Exhibition News November 2018 - Page 67

COLUMN: INDUSTRY VIEW Breaking out of the bubble Dan Thurlow, chair of the AEV Board and director of exhibition sales at the SEC, on looking for inspiration outside of the industry L ow-cost airlines succeed because, as anyone who’s travelled with them knows, they shave costs down at every available opportunity. One stubborn problem these companies faced when first getting their business models aloft was the long turnaround time at airports. Their aircraft and crew weren’t earning any money on the ground, so they needed to land, disembark, embark, fuel and take off as quickly as possible. To whom did they turn? Airport experts, aircraft experts, or logistics experts? No, they went to Formula One racing teams, because they knew all about really quick turnarounds. Sometimes the best answers come from unexpected places, but you have to be prepared to step outside and look around. It may be an apocryphal management training story, but it serves to illustrate an important point that applies to the event industry as much as it does to all others – namely that good ideas can come from competitors, collaborators and even the unlikeliest places. Breaking out of the event bubble is something we’ve done at AEV Conference, when we invited guest speakers in from Birmingham Airport and Tottenham Hotspur to talk to delegates about technological infrastructure, security and customer experience, amongst other topics.
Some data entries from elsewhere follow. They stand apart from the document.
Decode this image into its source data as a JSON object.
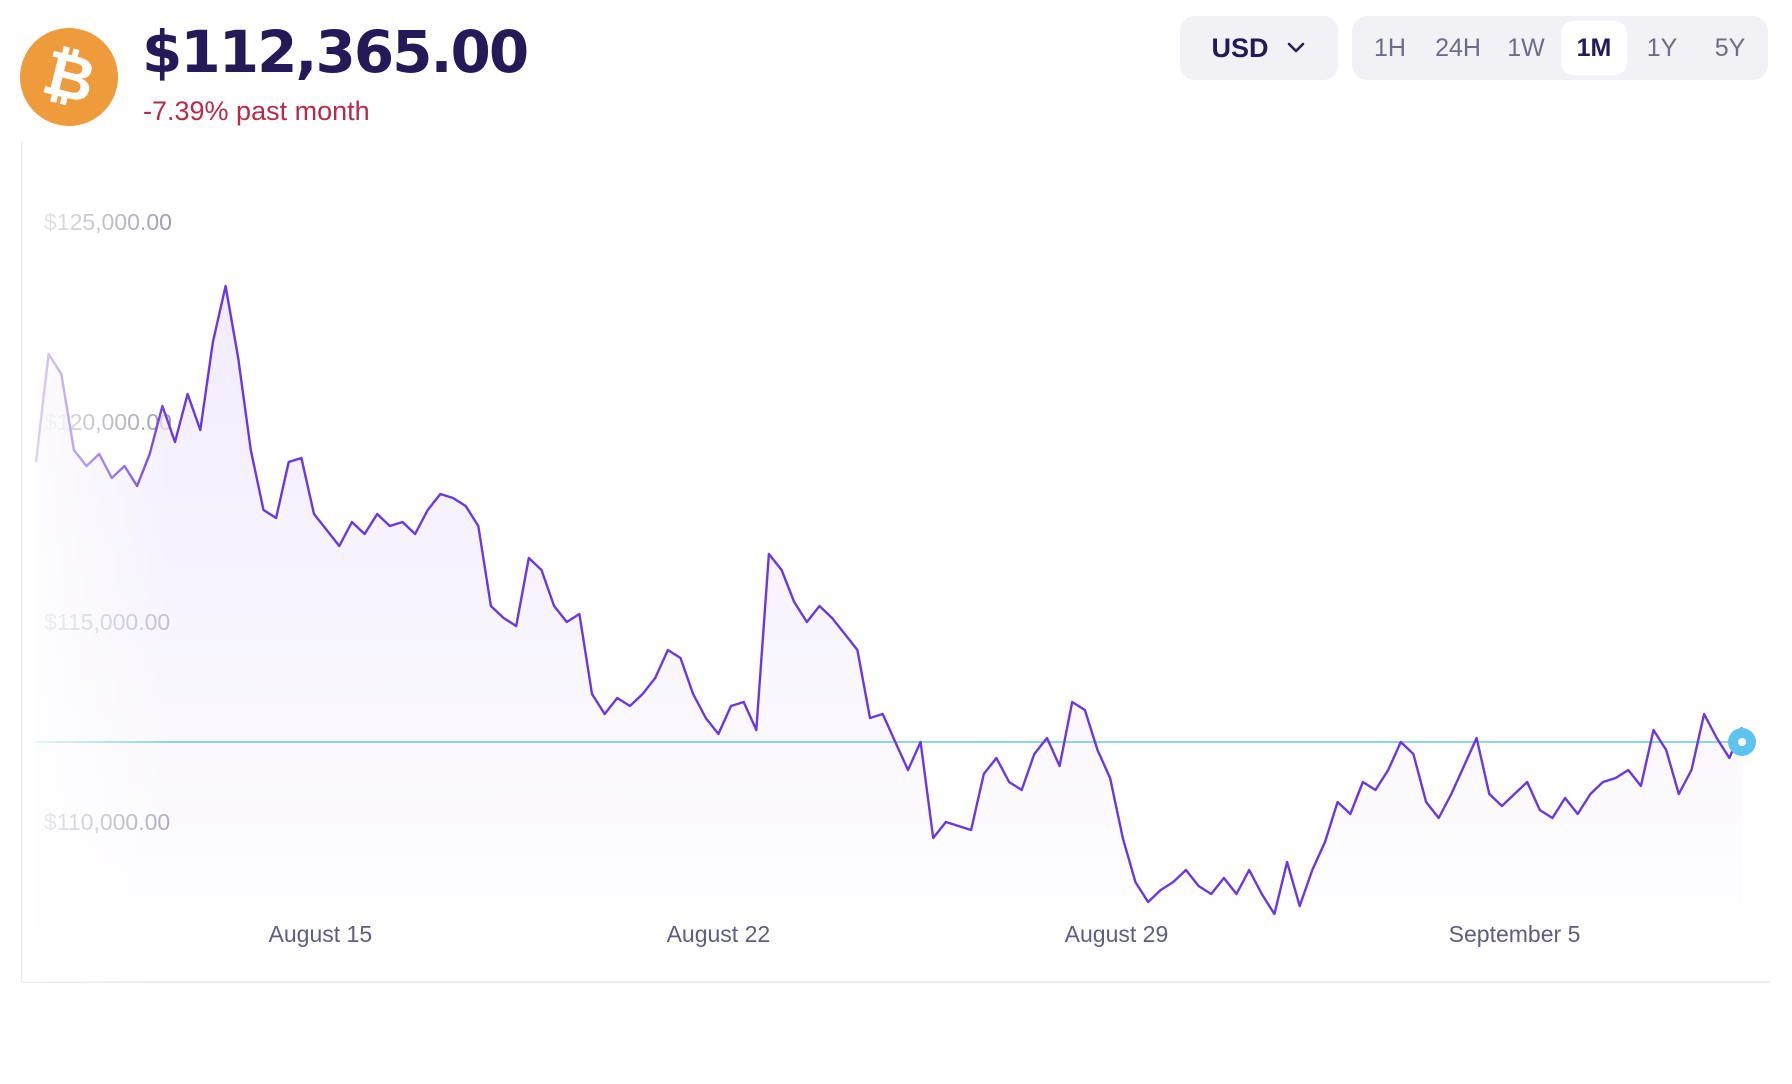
{
  "header": {
    "price": "$112,365.00",
    "change": "-7.39% past month",
    "logo_icon": "bitcoin-icon",
    "logo_glyph": "₿"
  },
  "controls": {
    "currency": "USD",
    "ranges": [
      "1H",
      "24H",
      "1W",
      "1M",
      "1Y",
      "5Y"
    ],
    "active_range": "1M"
  },
  "colors": {
    "title": "#251958",
    "negative": "#b82a48",
    "line": "#6a38e0",
    "fill": "#efe8fd",
    "reference_line": "#6ec6d6",
    "current_marker": "#5fc3ef",
    "axis_text": "#9d9caf",
    "date_text": "#5f5d80",
    "bitcoin": "#ee9b3c",
    "tab_text": "#6e6d86",
    "tab_active_text": "#251958"
  },
  "chart_data": {
    "type": "line",
    "series": [
      {
        "values": [
          119000,
          121700,
          121200,
          119300,
          118900,
          119200,
          118600,
          118900,
          118400,
          119200,
          120400,
          119500,
          120700,
          119800,
          122000,
          123400,
          121600,
          119300,
          117800,
          117600,
          119000,
          119100,
          117700,
          117300,
          116900,
          117500,
          117200,
          117700,
          117400,
          117500,
          117200,
          117800,
          118200,
          118100,
          117900,
          117400,
          115400,
          115100,
          114900,
          116600,
          116300,
          115400,
          115000,
          115200,
          113200,
          112700,
          113100,
          112900,
          113200,
          113600,
          114300,
          114100,
          113200,
          112600,
          112200,
          112900,
          113000,
          112300,
          116700,
          116300,
          115500,
          115000,
          115400,
          115100,
          114700,
          114300,
          112600,
          112700,
          112000,
          111300,
          112000,
          109600,
          110000,
          109900,
          109800,
          111200,
          111600,
          111000,
          110800,
          111700,
          112100,
          111400,
          113000,
          112800,
          111800,
          111100,
          109600,
          108500,
          108000,
          108300,
          108500,
          108800,
          108400,
          108200,
          108600,
          108200,
          108800,
          108200,
          107700,
          109000,
          107900,
          108800,
          109500,
          110500,
          110200,
          111000,
          110800,
          111300,
          112000,
          111700,
          110500,
          110100,
          110700,
          111400,
          112100,
          110700,
          110400,
          110700,
          111000,
          110300,
          110100,
          110600,
          110200,
          110700,
          111000,
          111100,
          111300,
          110900,
          112300,
          111800,
          110700,
          111300,
          112700,
          112100,
          111600,
          112365
        ]
      }
    ],
    "xlim": [
      "2025-08-10",
      "2025-09-09"
    ],
    "x_ticks": [
      "August 15",
      "August 22",
      "August 29",
      "September 5"
    ],
    "x_tick_dates": [
      "2025-08-15",
      "2025-08-22",
      "2025-08-29",
      "2025-09-05"
    ],
    "ylim": [
      106000,
      126300
    ],
    "y_ticks": [
      125000,
      120000,
      115000,
      110000
    ],
    "y_tick_labels": [
      "$125,000.00",
      "$120,000.00",
      "$115,000.00",
      "$110,000.00"
    ],
    "reference_line": 112000,
    "current_value": 112365,
    "grid": false
  }
}
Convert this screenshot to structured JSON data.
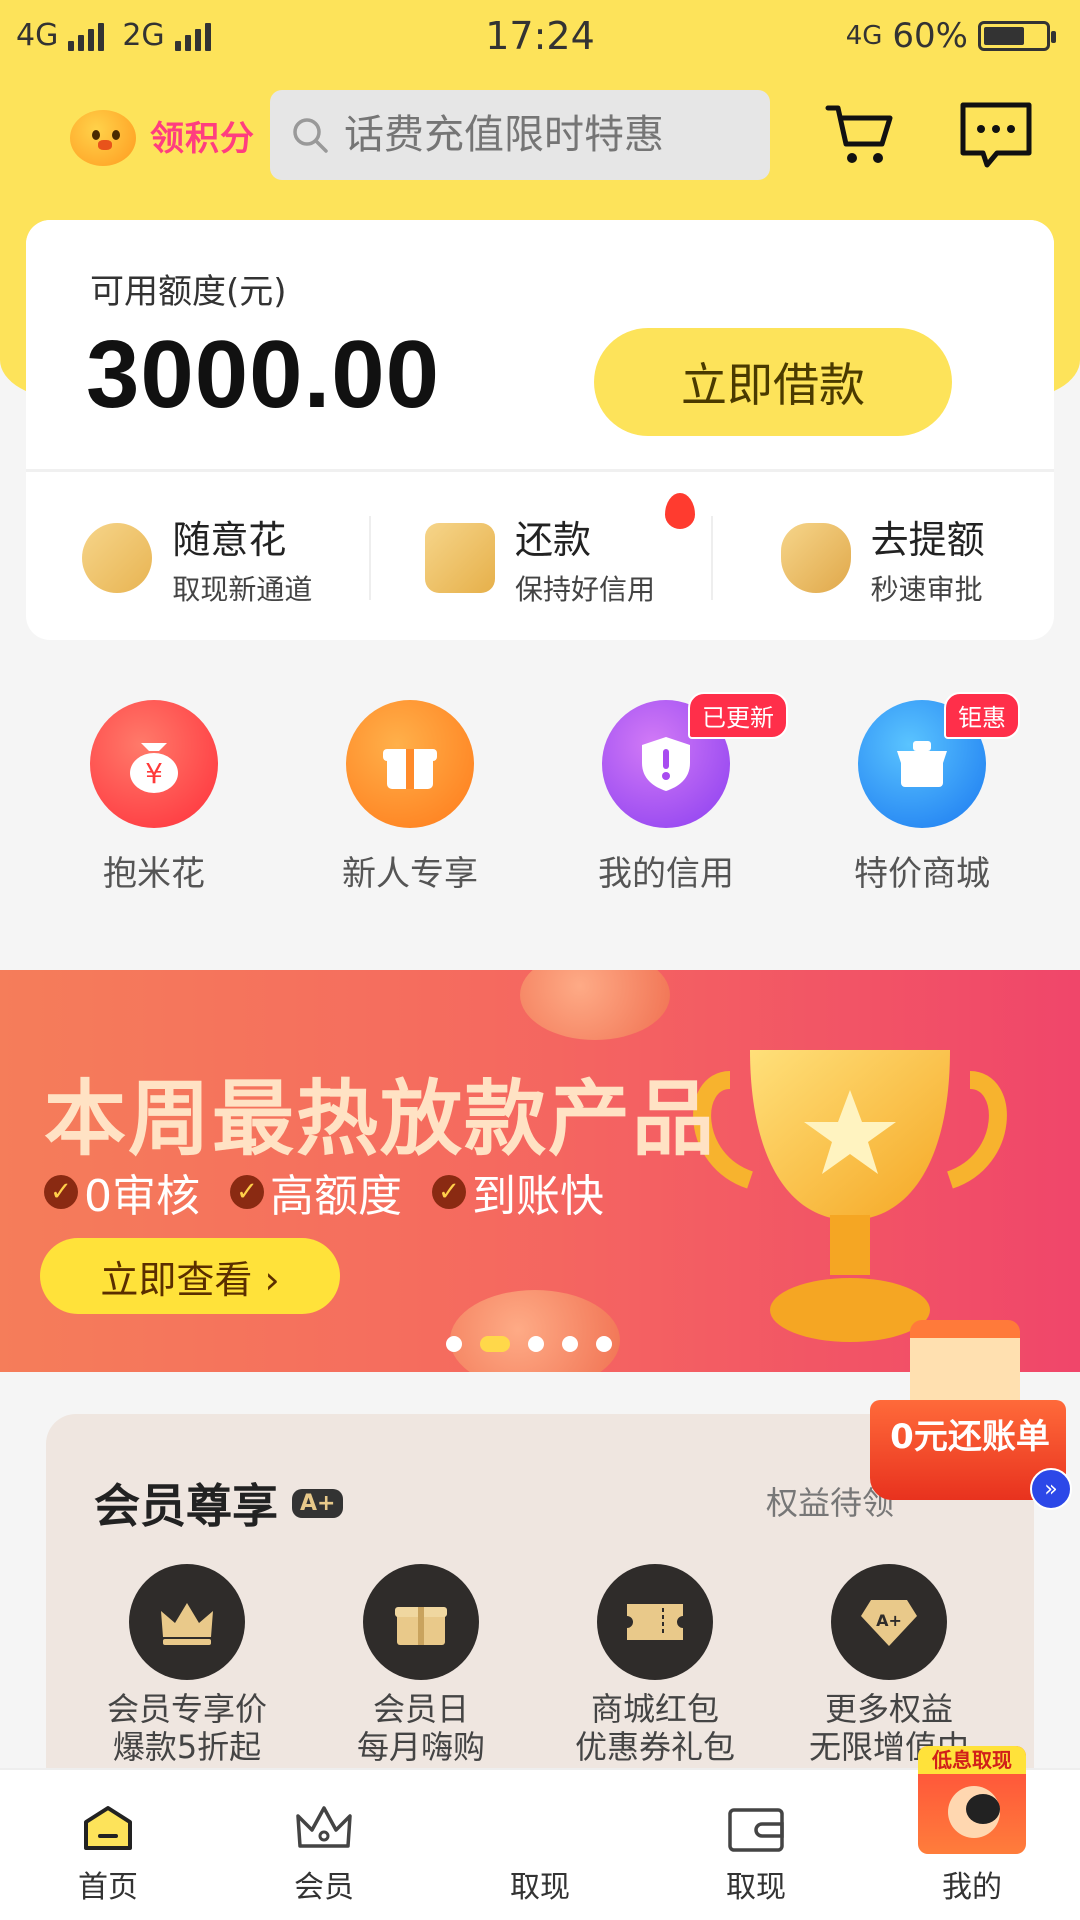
{
  "status_bar": {
    "network1": "4G",
    "network2": "2G",
    "time": "17:24",
    "net_right": "4G",
    "battery": "60%"
  },
  "topbar": {
    "points_label": "领积分",
    "search_placeholder": "话费充值限时特惠"
  },
  "credit": {
    "label": "可用额度(元)",
    "amount": "3000.00",
    "borrow_button": "立即借款"
  },
  "quick_actions": [
    {
      "title": "随意花",
      "subtitle": "取现新通道",
      "icon": "hand-coin-icon"
    },
    {
      "title": "还款",
      "subtitle": "保持好信用",
      "icon": "card-transfer-icon"
    },
    {
      "title": "去提额",
      "subtitle": "秒速审批",
      "icon": "money-bag-icon"
    }
  ],
  "grid": [
    {
      "label": "抱米花",
      "icon": "money-bag-icon",
      "color": "#ff4a4a"
    },
    {
      "label": "新人专享",
      "icon": "gift-icon",
      "color": "#ff8a2a"
    },
    {
      "label": "我的信用",
      "icon": "shield-icon",
      "color": "#b84cf0",
      "badge": "已更新"
    },
    {
      "label": "特价商城",
      "icon": "shop-icon",
      "color": "#2a8ff0",
      "badge": "钜惠"
    }
  ],
  "banner": {
    "title": "本周最热放款产品",
    "features": [
      "0审核",
      "高额度",
      "到账快"
    ],
    "button": "立即查看",
    "page_count": 5,
    "active_index": 1
  },
  "member": {
    "title": "会员尊享",
    "badge": "A+",
    "link": "权益待领",
    "items": [
      {
        "line1": "会员专享价",
        "line2": "爆款5折起",
        "icon": "crown-icon"
      },
      {
        "line1": "会员日",
        "line2": "每月嗨购",
        "icon": "gift-box-icon"
      },
      {
        "line1": "商城红包",
        "line2": "优惠券礼包",
        "icon": "coupon-icon"
      },
      {
        "line1": "更多权益",
        "line2": "无限增值中",
        "icon": "diamond-icon"
      }
    ]
  },
  "float_promo": {
    "text": "0元还账单"
  },
  "bottom_nav": {
    "center_tag": "低息取现",
    "items": [
      {
        "label": "首页",
        "icon": "home-icon"
      },
      {
        "label": "会员",
        "icon": "crown-icon"
      },
      {
        "label": "取现",
        "icon": "promo-image"
      },
      {
        "label": "取现",
        "icon": "wallet-icon"
      },
      {
        "label": "我的",
        "icon": "user-icon"
      }
    ]
  },
  "colors": {
    "brand_yellow": "#fde35a",
    "banner_start": "#f57d5a",
    "banner_end": "#f0466a"
  }
}
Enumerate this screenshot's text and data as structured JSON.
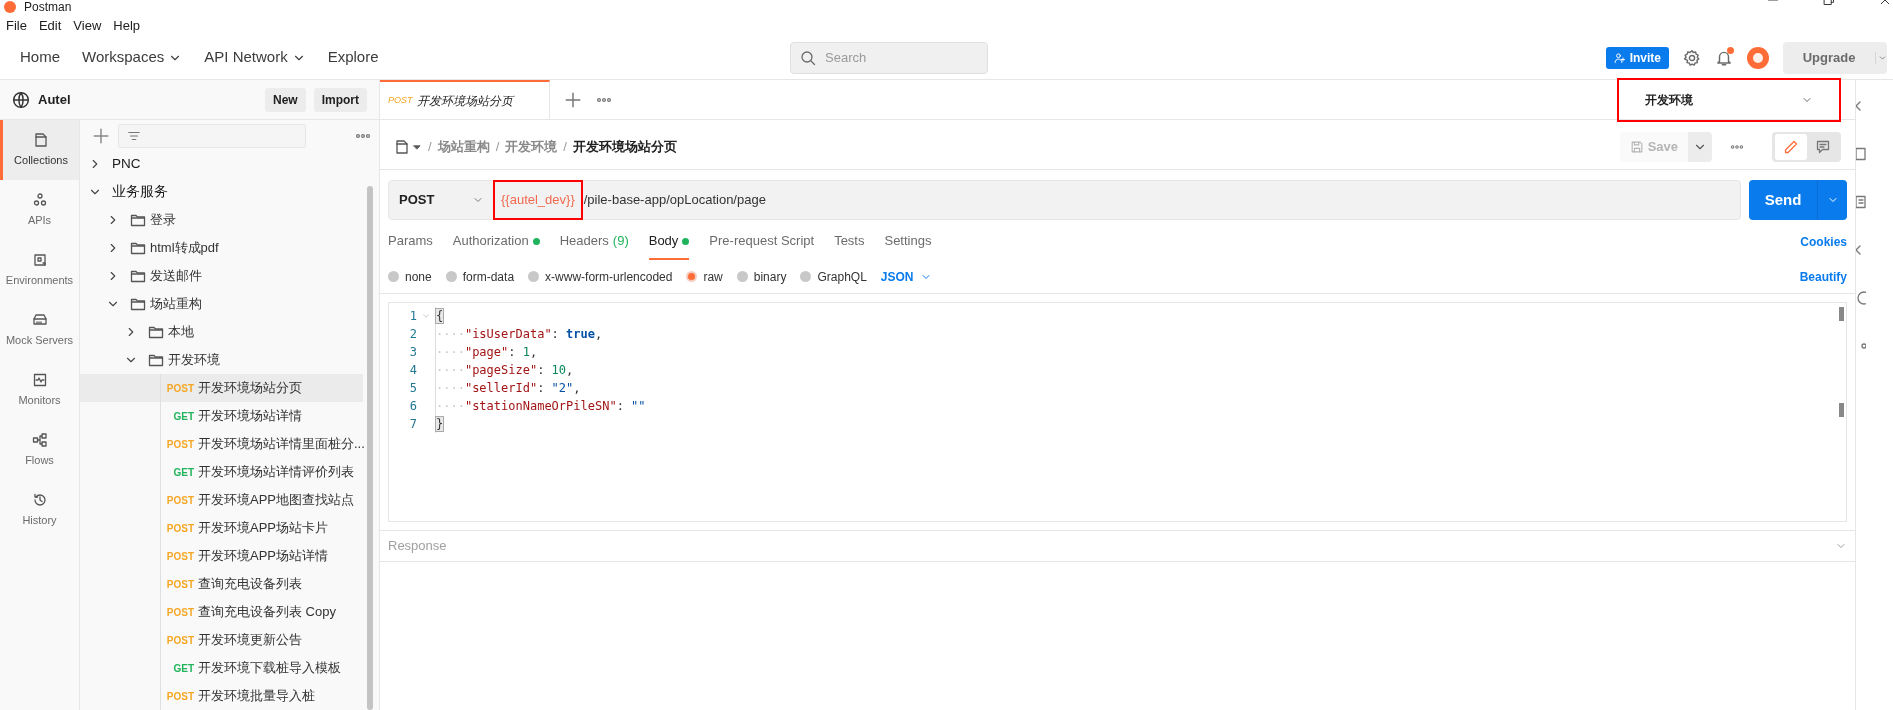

But breaking out of our industry bubbles means acknowledging a few home truths too. Audience expectations are changing faster than ever, and as an industry, we need to keep up with the commercial, technological and cultural changes, and lead audience expectations rather than following them. People are time-poor, and events need to focus on delivering an enjoyable experience as much as the standard offering of a concert, exhibition or conference. A well-executed event should provide precisely what the audience needs and wants, but that’s no longer enough. I know that venues are looking much more closely at the ‘experience in the round’, and ways of honing everything from wayfinding to social media to draw the visitors in, make them feel special, and give them an enjoyable experience. Preparing for the future of events has been an important part of the AEV’s activities over the last few years, and as I take the reins from outgoing chair Jeremy Rees, it’s very much a theme I want to continue and enlarge upon. As an association, we’re in excellent shape to take initiatives forward, particularly around nurturing, securing and retaining young talent which is going to be crucial to the continued success of the industry in the UK. “Sometimes the best answers come from unexpected places, but you have to be prepared to step outside and look around” through their eyes, in addition to the default ‘venue view’, and the cross- association working groups we organise have really filled this role extremely well. The working groups bring in event businesses from every corner of the event industry and importantly, guests from outside the industry, to discuss and advise on topics like sustainability, health and safety, and technology. This joined-up approach extends to association collaboration as well, and we’re committed to several joint research programmes like SASiE. We also have cross-association initiatives looking at how best to bring new talent into the industry, how to keep it there and what sort of skill sets we will need to make a success of events in the years ahead. You may know that next year is the AEV’s 15th anniversary and, although I can’t let any cats out of the bag, we will be celebrating this landmark year. But before any of that, in December, we are holding a Christmas lunch for the chairs and vice-chairs of the working groups and the board, and I will be holding my first chairman’s dinner later this month. Watch this space! We have an active membership and an energetic secretariat that is engaging with the members to refine the AEV’s offering to suit the changing times. With such a variety of venues in the membership, it can be challenging to create a suite of member benefits that every member can take advantage of, but the AEV board is well balanced with many different kinds of venue represented and maintains a healthy, outward-looking attitude. The future of the event industry depends on organisers and suppliers as much as it does on venues, and for this reason we need to be able to see future challenges and opportunities exhibitionnews.co.uk | November 2018 59